(Beginning of Dataset records)

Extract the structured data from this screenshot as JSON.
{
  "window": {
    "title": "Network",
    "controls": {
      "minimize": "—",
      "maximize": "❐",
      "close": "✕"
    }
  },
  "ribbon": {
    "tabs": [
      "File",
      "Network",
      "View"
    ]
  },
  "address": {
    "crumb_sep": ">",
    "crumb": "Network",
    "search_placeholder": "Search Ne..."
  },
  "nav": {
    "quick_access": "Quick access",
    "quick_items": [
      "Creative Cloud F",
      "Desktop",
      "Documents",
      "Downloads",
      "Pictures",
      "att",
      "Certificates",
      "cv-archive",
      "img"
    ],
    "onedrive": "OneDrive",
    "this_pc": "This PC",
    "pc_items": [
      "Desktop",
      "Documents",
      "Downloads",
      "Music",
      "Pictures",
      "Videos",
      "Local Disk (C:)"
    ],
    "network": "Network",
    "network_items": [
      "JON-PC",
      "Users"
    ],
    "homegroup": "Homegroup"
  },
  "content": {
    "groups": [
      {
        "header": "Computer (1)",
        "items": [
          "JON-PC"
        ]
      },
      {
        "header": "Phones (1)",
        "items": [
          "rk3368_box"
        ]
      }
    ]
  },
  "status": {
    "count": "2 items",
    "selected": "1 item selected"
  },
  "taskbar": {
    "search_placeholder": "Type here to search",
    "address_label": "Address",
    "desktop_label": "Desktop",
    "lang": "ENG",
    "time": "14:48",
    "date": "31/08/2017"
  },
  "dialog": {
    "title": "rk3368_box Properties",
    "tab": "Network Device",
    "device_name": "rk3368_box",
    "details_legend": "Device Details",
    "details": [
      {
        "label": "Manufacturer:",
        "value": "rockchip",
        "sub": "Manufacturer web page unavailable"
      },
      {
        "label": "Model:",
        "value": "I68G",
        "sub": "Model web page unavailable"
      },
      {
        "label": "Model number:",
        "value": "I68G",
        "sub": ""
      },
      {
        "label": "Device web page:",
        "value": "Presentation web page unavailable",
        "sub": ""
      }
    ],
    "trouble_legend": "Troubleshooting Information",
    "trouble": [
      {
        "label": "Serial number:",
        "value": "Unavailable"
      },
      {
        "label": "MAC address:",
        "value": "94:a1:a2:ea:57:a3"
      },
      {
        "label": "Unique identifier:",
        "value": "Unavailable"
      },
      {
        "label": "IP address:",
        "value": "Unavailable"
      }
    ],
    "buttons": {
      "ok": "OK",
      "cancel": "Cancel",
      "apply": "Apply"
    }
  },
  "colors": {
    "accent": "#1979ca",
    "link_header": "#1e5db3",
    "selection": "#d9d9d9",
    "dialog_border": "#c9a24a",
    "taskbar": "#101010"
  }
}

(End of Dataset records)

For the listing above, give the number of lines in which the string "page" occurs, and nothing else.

* **Expected answer**: 4